DATA FOR ANALYSIS:

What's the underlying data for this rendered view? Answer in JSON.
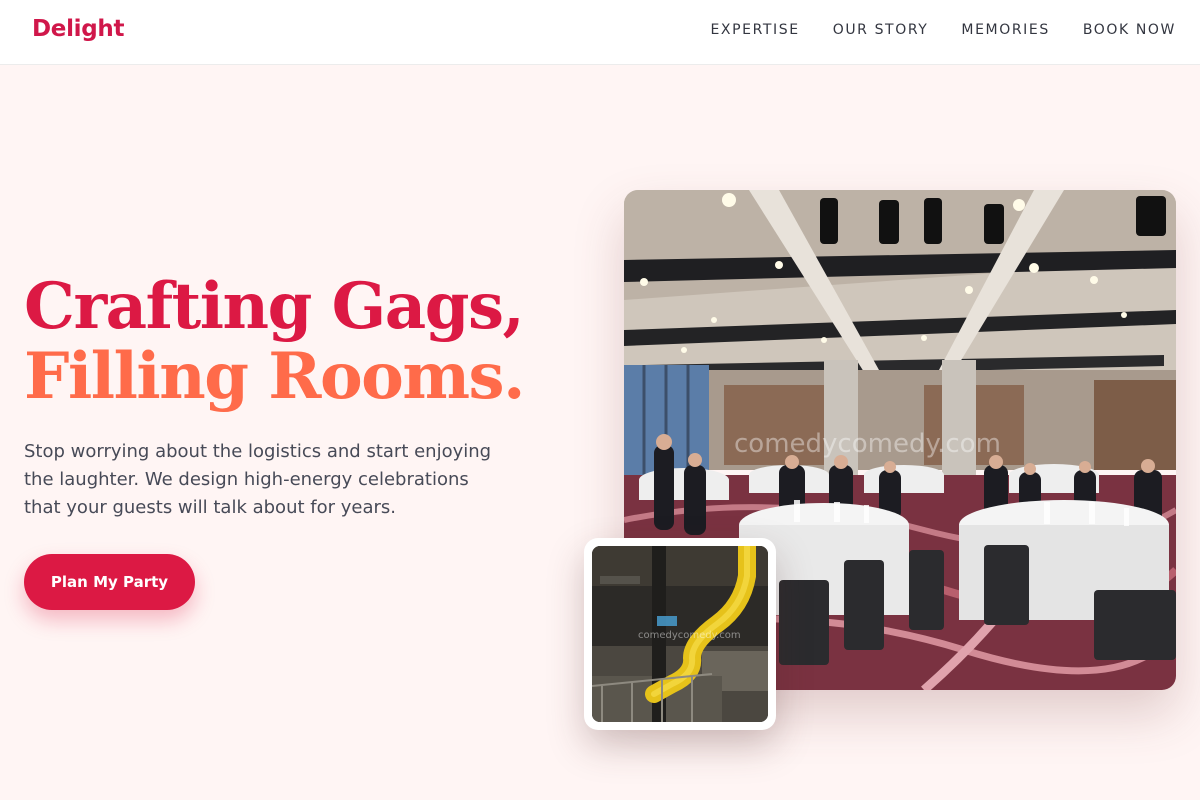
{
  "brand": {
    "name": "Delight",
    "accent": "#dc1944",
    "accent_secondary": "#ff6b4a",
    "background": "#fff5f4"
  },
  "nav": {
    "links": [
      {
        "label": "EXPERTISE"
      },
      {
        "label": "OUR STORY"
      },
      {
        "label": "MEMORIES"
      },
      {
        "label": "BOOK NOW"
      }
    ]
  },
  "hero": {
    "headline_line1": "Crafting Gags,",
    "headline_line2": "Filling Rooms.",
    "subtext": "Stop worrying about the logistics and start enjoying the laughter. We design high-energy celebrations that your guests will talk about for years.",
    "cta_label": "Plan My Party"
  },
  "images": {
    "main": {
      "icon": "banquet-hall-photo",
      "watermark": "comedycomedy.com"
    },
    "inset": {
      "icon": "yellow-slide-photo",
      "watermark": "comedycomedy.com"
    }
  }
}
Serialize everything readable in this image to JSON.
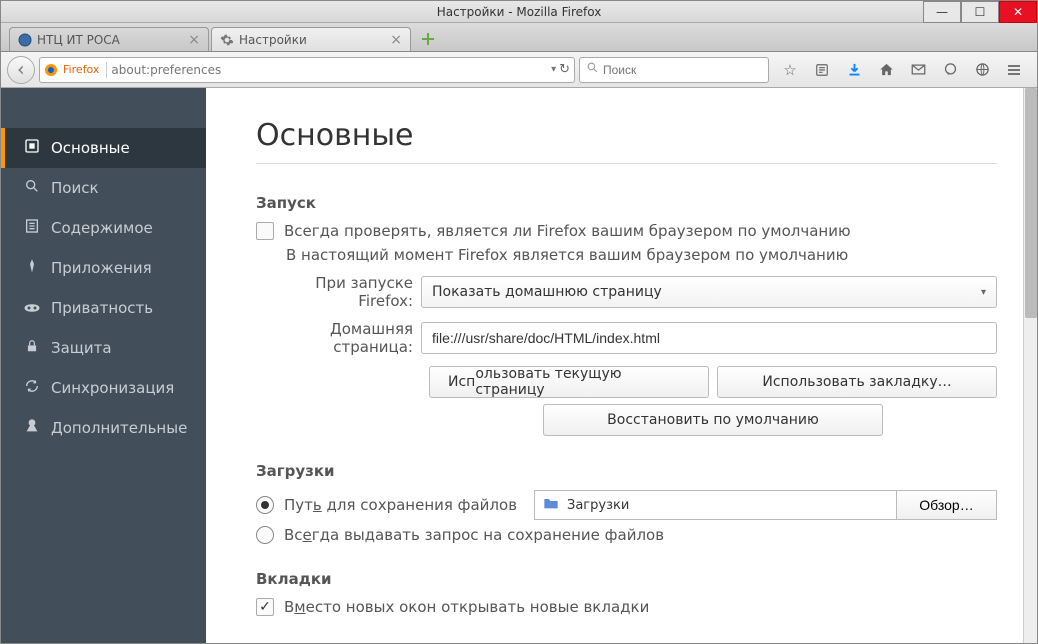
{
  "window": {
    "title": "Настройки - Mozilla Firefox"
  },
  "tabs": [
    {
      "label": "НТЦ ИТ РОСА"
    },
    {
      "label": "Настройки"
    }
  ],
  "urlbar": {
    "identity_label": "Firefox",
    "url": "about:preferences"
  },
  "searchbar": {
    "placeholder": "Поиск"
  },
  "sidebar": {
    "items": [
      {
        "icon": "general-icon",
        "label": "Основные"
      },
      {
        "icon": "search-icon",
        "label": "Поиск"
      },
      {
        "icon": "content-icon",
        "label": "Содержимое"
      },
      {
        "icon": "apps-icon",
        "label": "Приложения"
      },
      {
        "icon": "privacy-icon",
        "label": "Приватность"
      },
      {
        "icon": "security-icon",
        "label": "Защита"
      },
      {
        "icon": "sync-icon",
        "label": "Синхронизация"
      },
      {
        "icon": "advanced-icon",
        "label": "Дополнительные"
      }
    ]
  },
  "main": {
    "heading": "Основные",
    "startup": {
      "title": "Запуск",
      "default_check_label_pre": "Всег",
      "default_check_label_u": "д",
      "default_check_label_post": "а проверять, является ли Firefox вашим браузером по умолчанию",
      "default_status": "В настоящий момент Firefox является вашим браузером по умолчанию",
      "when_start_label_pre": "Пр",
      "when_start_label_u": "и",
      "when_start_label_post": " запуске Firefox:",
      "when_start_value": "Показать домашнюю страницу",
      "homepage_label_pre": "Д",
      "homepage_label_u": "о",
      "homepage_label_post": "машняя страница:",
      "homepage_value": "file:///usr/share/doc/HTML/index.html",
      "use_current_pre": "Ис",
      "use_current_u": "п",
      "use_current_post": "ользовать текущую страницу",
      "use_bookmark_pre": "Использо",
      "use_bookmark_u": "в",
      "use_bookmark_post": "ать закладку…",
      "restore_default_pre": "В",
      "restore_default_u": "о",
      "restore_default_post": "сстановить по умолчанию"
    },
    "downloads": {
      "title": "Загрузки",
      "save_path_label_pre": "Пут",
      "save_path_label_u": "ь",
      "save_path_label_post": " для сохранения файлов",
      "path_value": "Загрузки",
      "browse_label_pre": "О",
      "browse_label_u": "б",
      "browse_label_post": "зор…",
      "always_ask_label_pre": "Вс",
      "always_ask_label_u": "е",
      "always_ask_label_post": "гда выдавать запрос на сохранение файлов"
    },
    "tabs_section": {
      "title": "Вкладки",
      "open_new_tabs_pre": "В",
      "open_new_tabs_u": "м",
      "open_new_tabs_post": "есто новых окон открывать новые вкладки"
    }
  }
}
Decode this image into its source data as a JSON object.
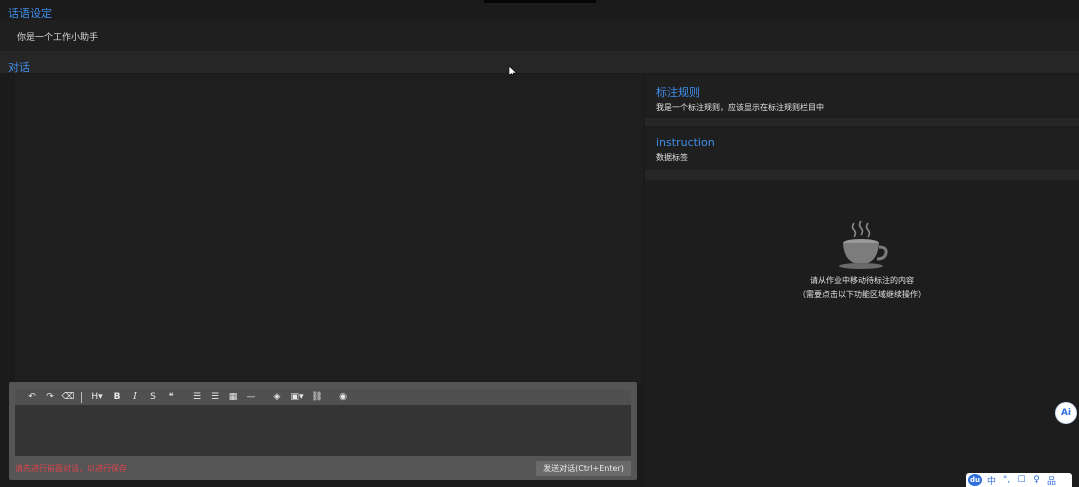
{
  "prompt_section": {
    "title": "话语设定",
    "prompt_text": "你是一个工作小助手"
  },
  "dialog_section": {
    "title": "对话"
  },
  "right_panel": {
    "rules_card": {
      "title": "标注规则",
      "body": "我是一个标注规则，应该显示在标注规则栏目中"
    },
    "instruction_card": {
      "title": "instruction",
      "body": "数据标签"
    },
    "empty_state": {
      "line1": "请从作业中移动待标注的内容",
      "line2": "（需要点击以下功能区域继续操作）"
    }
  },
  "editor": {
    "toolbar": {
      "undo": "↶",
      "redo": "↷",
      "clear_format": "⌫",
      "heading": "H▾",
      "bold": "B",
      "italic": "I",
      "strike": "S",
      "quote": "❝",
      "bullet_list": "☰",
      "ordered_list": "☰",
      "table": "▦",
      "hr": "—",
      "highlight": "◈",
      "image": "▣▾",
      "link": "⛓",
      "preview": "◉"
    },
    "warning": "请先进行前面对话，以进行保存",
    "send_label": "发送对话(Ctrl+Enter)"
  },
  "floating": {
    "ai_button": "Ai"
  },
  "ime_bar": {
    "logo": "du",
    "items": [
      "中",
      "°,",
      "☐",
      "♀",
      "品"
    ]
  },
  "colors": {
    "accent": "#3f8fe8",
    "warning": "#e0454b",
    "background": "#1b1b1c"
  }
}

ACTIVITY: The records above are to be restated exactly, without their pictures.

OUTPUT OF THE TASK:
What's the underlying data for this rendered view? Answer in JSON.
{
  "brand": {
    "name": "Delight",
    "accent": "#dc1944",
    "accent_secondary": "#ff6b4a",
    "background": "#fff5f4"
  },
  "nav": {
    "links": [
      {
        "label": "EXPERTISE"
      },
      {
        "label": "OUR STORY"
      },
      {
        "label": "MEMORIES"
      },
      {
        "label": "BOOK NOW"
      }
    ]
  },
  "hero": {
    "headline_line1": "Crafting Gags,",
    "headline_line2": "Filling Rooms.",
    "subtext": "Stop worrying about the logistics and start enjoying the laughter. We design high-energy celebrations that your guests will talk about for years.",
    "cta_label": "Plan My Party"
  },
  "images": {
    "main": {
      "icon": "banquet-hall-photo",
      "watermark": "comedycomedy.com"
    },
    "inset": {
      "icon": "yellow-slide-photo",
      "watermark": "comedycomedy.com"
    }
  }
}
Serialize everything readable in this image to JSON.
{
  "window": {
    "title": "Настройки - Mozilla Firefox"
  },
  "tabs": [
    {
      "label": "НТЦ ИТ РОСА"
    },
    {
      "label": "Настройки"
    }
  ],
  "urlbar": {
    "identity_label": "Firefox",
    "url": "about:preferences"
  },
  "searchbar": {
    "placeholder": "Поиск"
  },
  "sidebar": {
    "items": [
      {
        "icon": "general-icon",
        "label": "Основные"
      },
      {
        "icon": "search-icon",
        "label": "Поиск"
      },
      {
        "icon": "content-icon",
        "label": "Содержимое"
      },
      {
        "icon": "apps-icon",
        "label": "Приложения"
      },
      {
        "icon": "privacy-icon",
        "label": "Приватность"
      },
      {
        "icon": "security-icon",
        "label": "Защита"
      },
      {
        "icon": "sync-icon",
        "label": "Синхронизация"
      },
      {
        "icon": "advanced-icon",
        "label": "Дополнительные"
      }
    ]
  },
  "main": {
    "heading": "Основные",
    "startup": {
      "title": "Запуск",
      "default_check_label_pre": "Всег",
      "default_check_label_u": "д",
      "default_check_label_post": "а проверять, является ли Firefox вашим браузером по умолчанию",
      "default_status": "В настоящий момент Firefox является вашим браузером по умолчанию",
      "when_start_label_pre": "Пр",
      "when_start_label_u": "и",
      "when_start_label_post": " запуске Firefox:",
      "when_start_value": "Показать домашнюю страницу",
      "homepage_label_pre": "Д",
      "homepage_label_u": "о",
      "homepage_label_post": "машняя страница:",
      "homepage_value": "file:///usr/share/doc/HTML/index.html",
      "use_current_pre": "Ис",
      "use_current_u": "п",
      "use_current_post": "ользовать текущую страницу",
      "use_bookmark_pre": "Использо",
      "use_bookmark_u": "в",
      "use_bookmark_post": "ать закладку…",
      "restore_default_pre": "В",
      "restore_default_u": "о",
      "restore_default_post": "сстановить по умолчанию"
    },
    "downloads": {
      "title": "Загрузки",
      "save_path_label_pre": "Пут",
      "save_path_label_u": "ь",
      "save_path_label_post": " для сохранения файлов",
      "path_value": "Загрузки",
      "browse_label_pre": "О",
      "browse_label_u": "б",
      "browse_label_post": "зор…",
      "always_ask_label_pre": "Вс",
      "always_ask_label_u": "е",
      "always_ask_label_post": "гда выдавать запрос на сохранение файлов"
    },
    "tabs_section": {
      "title": "Вкладки",
      "open_new_tabs_pre": "В",
      "open_new_tabs_u": "м",
      "open_new_tabs_post": "есто новых окон открывать новые вкладки"
    }
  }
}
Decode this image into its source data as a JSON object.
{
  "prompt_section": {
    "title": "话语设定",
    "prompt_text": "你是一个工作小助手"
  },
  "dialog_section": {
    "title": "对话"
  },
  "right_panel": {
    "rules_card": {
      "title": "标注规则",
      "body": "我是一个标注规则，应该显示在标注规则栏目中"
    },
    "instruction_card": {
      "title": "instruction",
      "body": "数据标签"
    },
    "empty_state": {
      "line1": "请从作业中移动待标注的内容",
      "line2": "（需要点击以下功能区域继续操作）"
    }
  },
  "editor": {
    "toolbar": {
      "undo": "↶",
      "redo": "↷",
      "clear_format": "⌫",
      "heading": "H▾",
      "bold": "B",
      "italic": "I",
      "strike": "S",
      "quote": "❝",
      "bullet_list": "☰",
      "ordered_list": "☰",
      "table": "▦",
      "hr": "—",
      "highlight": "◈",
      "image": "▣▾",
      "link": "⛓",
      "preview": "◉"
    },
    "warning": "请先进行前面对话，以进行保存",
    "send_label": "发送对话(Ctrl+Enter)"
  },
  "floating": {
    "ai_button": "Ai"
  },
  "ime_bar": {
    "logo": "du",
    "items": [
      "中",
      "°,",
      "☐",
      "♀",
      "品"
    ]
  },
  "colors": {
    "accent": "#3f8fe8",
    "warning": "#e0454b",
    "background": "#1b1b1c"
  }
}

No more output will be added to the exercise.